* Task instructions
Could you set down the records below exactly as they are, with no pictures?

(Records from a data collection)
= Beginning of Section =
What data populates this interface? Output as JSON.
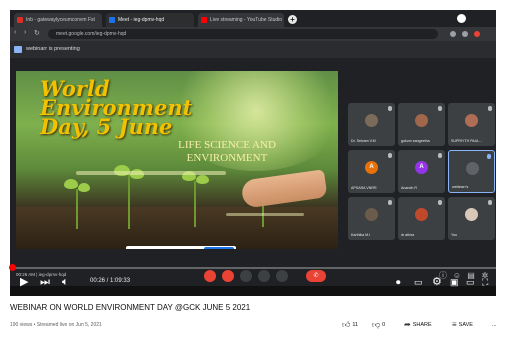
{
  "browser": {
    "tabs": [
      {
        "label": "Inb - gatewaylyceumconvm Fst",
        "color": "#d93025"
      },
      {
        "label": "Meet - ieg-dpmv-hqd",
        "color": "#1a73e8"
      },
      {
        "label": "Live streaming - YouTube Studio",
        "color": "#ff0000"
      }
    ],
    "url": "meet.google.com/ieg-dpmv-hqd"
  },
  "meet": {
    "presenting_text": "webinarr is presenting",
    "slide": {
      "title": "World Environment Day, 5 June",
      "subtitle": "LIFE SCIENCE AND ENVIRONMENT"
    },
    "participants": [
      {
        "name": "Dr. Selvam V.M",
        "initial": "",
        "color": "#7a6b5a"
      },
      {
        "name": "gokum sangeetha",
        "initial": "",
        "color": "#a0674b"
      },
      {
        "name": "SUPRIYTH PAUL...",
        "initial": "",
        "color": "#b06d55"
      },
      {
        "name": "APSARA VNRR",
        "initial": "A",
        "color": "#e8710a"
      },
      {
        "name": "Anandh R",
        "initial": "A",
        "color": "#9334e6"
      },
      {
        "name": "webinarr's",
        "initial": "",
        "color": "#5f6368"
      },
      {
        "name": "Karthika M.I",
        "initial": "",
        "color": "#6b5b4a"
      },
      {
        "name": "dr athira",
        "initial": "",
        "color": "#c0492c"
      },
      {
        "name": "You",
        "initial": "",
        "color": "#d9c7b8"
      }
    ],
    "time": "00:26 AM | ieg-dpmv-hqd"
  },
  "player": {
    "progress": 0.0044,
    "time": "00:26 / 1:09:33"
  },
  "video": {
    "title": "WEBINAR ON WORLD ENVIRONMENT DAY @GCK JUNE 5 2021",
    "meta": "190 views • Streamed live on Jun 5, 2021",
    "likes": "11",
    "dislike": "0",
    "share_label": "SHARE",
    "save_label": "SAVE",
    "more_label": "..."
  },
  "colors": {
    "accent_red": "#ff0000",
    "meet_end": "#ea4335",
    "slide_title": "#f2c200"
  }
}
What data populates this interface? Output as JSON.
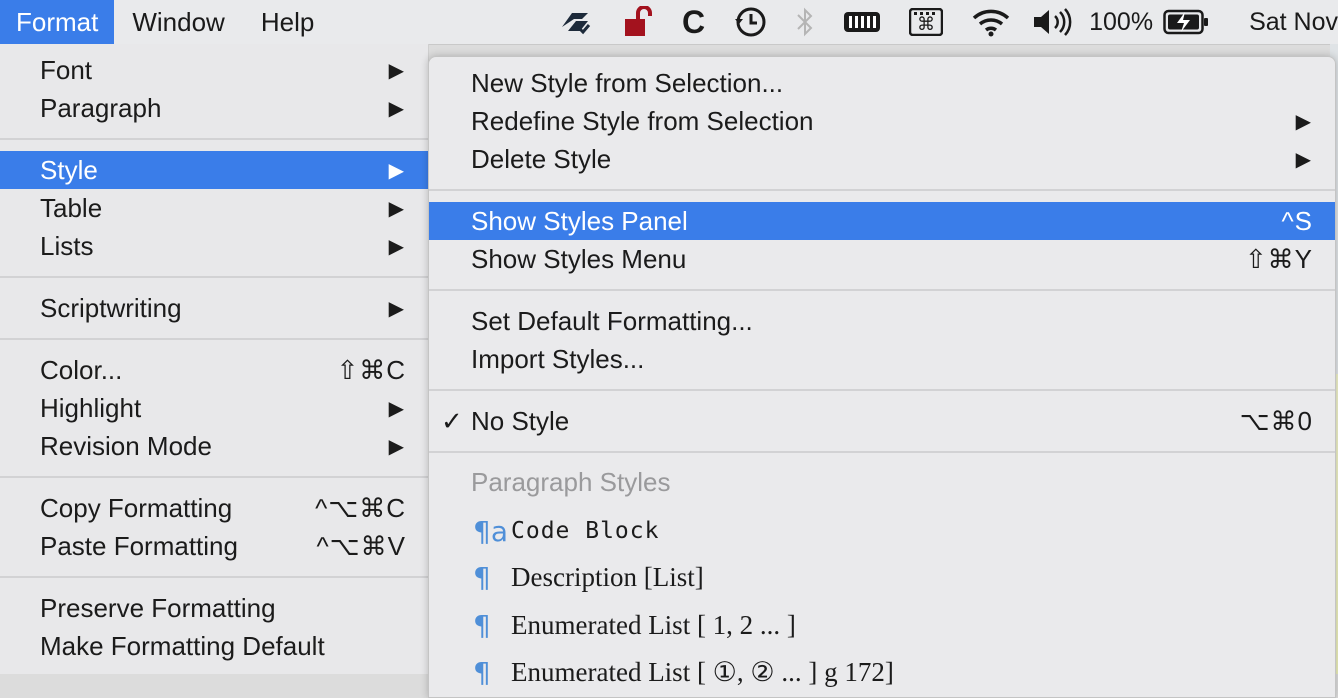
{
  "menubar": {
    "items": [
      {
        "label": "Format",
        "active": true
      },
      {
        "label": "Window",
        "active": false
      },
      {
        "label": "Help",
        "active": false
      }
    ],
    "status": {
      "battery_percent": "100%",
      "datetime": "Sat Nov"
    },
    "icons": [
      "sync-icon",
      "lock-icon",
      "c-app-icon",
      "time-machine-icon",
      "bluetooth-icon",
      "memory-icon",
      "keyboard-command-icon",
      "wifi-icon",
      "volume-icon",
      "battery-icon"
    ]
  },
  "format_menu": {
    "items": [
      {
        "label": "Font",
        "arrow": "▶",
        "shortcut": ""
      },
      {
        "label": "Paragraph",
        "arrow": "▶",
        "shortcut": ""
      },
      {
        "label": "Style",
        "arrow": "▶",
        "shortcut": "",
        "highlighted": true
      },
      {
        "label": "Table",
        "arrow": "▶",
        "shortcut": ""
      },
      {
        "label": "Lists",
        "arrow": "▶",
        "shortcut": ""
      },
      {
        "label": "Scriptwriting",
        "arrow": "▶",
        "shortcut": ""
      },
      {
        "label": "Color...",
        "arrow": "",
        "shortcut": "⇧⌘C"
      },
      {
        "label": "Highlight",
        "arrow": "▶",
        "shortcut": ""
      },
      {
        "label": "Revision Mode",
        "arrow": "▶",
        "shortcut": ""
      },
      {
        "label": "Copy Formatting",
        "arrow": "",
        "shortcut": "^⌥⌘C"
      },
      {
        "label": "Paste Formatting",
        "arrow": "",
        "shortcut": "^⌥⌘V"
      },
      {
        "label": "Preserve Formatting",
        "arrow": "",
        "shortcut": ""
      },
      {
        "label": "Make Formatting Default",
        "arrow": "",
        "shortcut": ""
      }
    ]
  },
  "style_submenu": {
    "items": [
      {
        "label": "New Style from Selection...",
        "arrow": "",
        "shortcut": ""
      },
      {
        "label": "Redefine Style from Selection",
        "arrow": "▶",
        "shortcut": ""
      },
      {
        "label": "Delete Style",
        "arrow": "▶",
        "shortcut": ""
      },
      {
        "label": "Show Styles Panel",
        "arrow": "",
        "shortcut": "^S",
        "highlighted": true
      },
      {
        "label": "Show Styles Menu",
        "arrow": "",
        "shortcut": "⇧⌘Y"
      },
      {
        "label": "Set Default Formatting...",
        "arrow": "",
        "shortcut": ""
      },
      {
        "label": "Import Styles...",
        "arrow": "",
        "shortcut": ""
      },
      {
        "label": "No Style",
        "arrow": "",
        "shortcut": "⌥⌘0",
        "checked": true,
        "check": "✓"
      }
    ],
    "section_label": "Paragraph Styles",
    "paragraph_styles": [
      {
        "marker": "¶a",
        "name": "Code Block"
      },
      {
        "marker": "¶",
        "name": "Description [List]"
      },
      {
        "marker": "¶",
        "name": "Enumerated List [ 1, 2 ... ]"
      },
      {
        "marker": "¶",
        "name": "Enumerated List [ ①, ② ... ] g 172]"
      }
    ]
  }
}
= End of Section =
* Expected output
What data populates this interface? Output as JSON.
{
  "browser": {
    "tabs": [
      {
        "label": "Inb - gatewaylyceumconvm Fst",
        "color": "#d93025"
      },
      {
        "label": "Meet - ieg-dpmv-hqd",
        "color": "#1a73e8"
      },
      {
        "label": "Live streaming - YouTube Studio",
        "color": "#ff0000"
      }
    ],
    "url": "meet.google.com/ieg-dpmv-hqd"
  },
  "meet": {
    "presenting_text": "webinarr is presenting",
    "slide": {
      "title": "World Environment Day, 5 June",
      "subtitle": "LIFE SCIENCE AND ENVIRONMENT"
    },
    "participants": [
      {
        "name": "Dr. Selvam V.M",
        "initial": "",
        "color": "#7a6b5a"
      },
      {
        "name": "gokum sangeetha",
        "initial": "",
        "color": "#a0674b"
      },
      {
        "name": "SUPRIYTH PAUL...",
        "initial": "",
        "color": "#b06d55"
      },
      {
        "name": "APSARA VNRR",
        "initial": "A",
        "color": "#e8710a"
      },
      {
        "name": "Anandh R",
        "initial": "A",
        "color": "#9334e6"
      },
      {
        "name": "webinarr's",
        "initial": "",
        "color": "#5f6368"
      },
      {
        "name": "Karthika M.I",
        "initial": "",
        "color": "#6b5b4a"
      },
      {
        "name": "dr athira",
        "initial": "",
        "color": "#c0492c"
      },
      {
        "name": "You",
        "initial": "",
        "color": "#d9c7b8"
      }
    ],
    "time": "00:26 AM | ieg-dpmv-hqd"
  },
  "player": {
    "progress": 0.0044,
    "time": "00:26 / 1:09:33"
  },
  "video": {
    "title": "WEBINAR ON WORLD ENVIRONMENT DAY @GCK JUNE 5 2021",
    "meta": "190 views • Streamed live on Jun 5, 2021",
    "likes": "11",
    "dislike": "0",
    "share_label": "SHARE",
    "save_label": "SAVE",
    "more_label": "..."
  },
  "colors": {
    "accent_red": "#ff0000",
    "meet_end": "#ea4335",
    "slide_title": "#f2c200"
  }
}
What data populates this interface? Output as JSON.
{
  "menubar": {
    "items": [
      {
        "label": "Format",
        "active": true
      },
      {
        "label": "Window",
        "active": false
      },
      {
        "label": "Help",
        "active": false
      }
    ],
    "status": {
      "battery_percent": "100%",
      "datetime": "Sat Nov"
    },
    "icons": [
      "sync-icon",
      "lock-icon",
      "c-app-icon",
      "time-machine-icon",
      "bluetooth-icon",
      "memory-icon",
      "keyboard-command-icon",
      "wifi-icon",
      "volume-icon",
      "battery-icon"
    ]
  },
  "format_menu": {
    "items": [
      {
        "label": "Font",
        "arrow": "▶",
        "shortcut": ""
      },
      {
        "label": "Paragraph",
        "arrow": "▶",
        "shortcut": ""
      },
      {
        "label": "Style",
        "arrow": "▶",
        "shortcut": "",
        "highlighted": true
      },
      {
        "label": "Table",
        "arrow": "▶",
        "shortcut": ""
      },
      {
        "label": "Lists",
        "arrow": "▶",
        "shortcut": ""
      },
      {
        "label": "Scriptwriting",
        "arrow": "▶",
        "shortcut": ""
      },
      {
        "label": "Color...",
        "arrow": "",
        "shortcut": "⇧⌘C"
      },
      {
        "label": "Highlight",
        "arrow": "▶",
        "shortcut": ""
      },
      {
        "label": "Revision Mode",
        "arrow": "▶",
        "shortcut": ""
      },
      {
        "label": "Copy Formatting",
        "arrow": "",
        "shortcut": "^⌥⌘C"
      },
      {
        "label": "Paste Formatting",
        "arrow": "",
        "shortcut": "^⌥⌘V"
      },
      {
        "label": "Preserve Formatting",
        "arrow": "",
        "shortcut": ""
      },
      {
        "label": "Make Formatting Default",
        "arrow": "",
        "shortcut": ""
      }
    ]
  },
  "style_submenu": {
    "items": [
      {
        "label": "New Style from Selection...",
        "arrow": "",
        "shortcut": ""
      },
      {
        "label": "Redefine Style from Selection",
        "arrow": "▶",
        "shortcut": ""
      },
      {
        "label": "Delete Style",
        "arrow": "▶",
        "shortcut": ""
      },
      {
        "label": "Show Styles Panel",
        "arrow": "",
        "shortcut": "^S",
        "highlighted": true
      },
      {
        "label": "Show Styles Menu",
        "arrow": "",
        "shortcut": "⇧⌘Y"
      },
      {
        "label": "Set Default Formatting...",
        "arrow": "",
        "shortcut": ""
      },
      {
        "label": "Import Styles...",
        "arrow": "",
        "shortcut": ""
      },
      {
        "label": "No Style",
        "arrow": "",
        "shortcut": "⌥⌘0",
        "checked": true,
        "check": "✓"
      }
    ],
    "section_label": "Paragraph Styles",
    "paragraph_styles": [
      {
        "marker": "¶a",
        "name": "Code Block"
      },
      {
        "marker": "¶",
        "name": "Description [List]"
      },
      {
        "marker": "¶",
        "name": "Enumerated List [ 1, 2 ... ]"
      },
      {
        "marker": "¶",
        "name": "Enumerated List [ ①, ② ... ] g 172]"
      }
    ]
  }
}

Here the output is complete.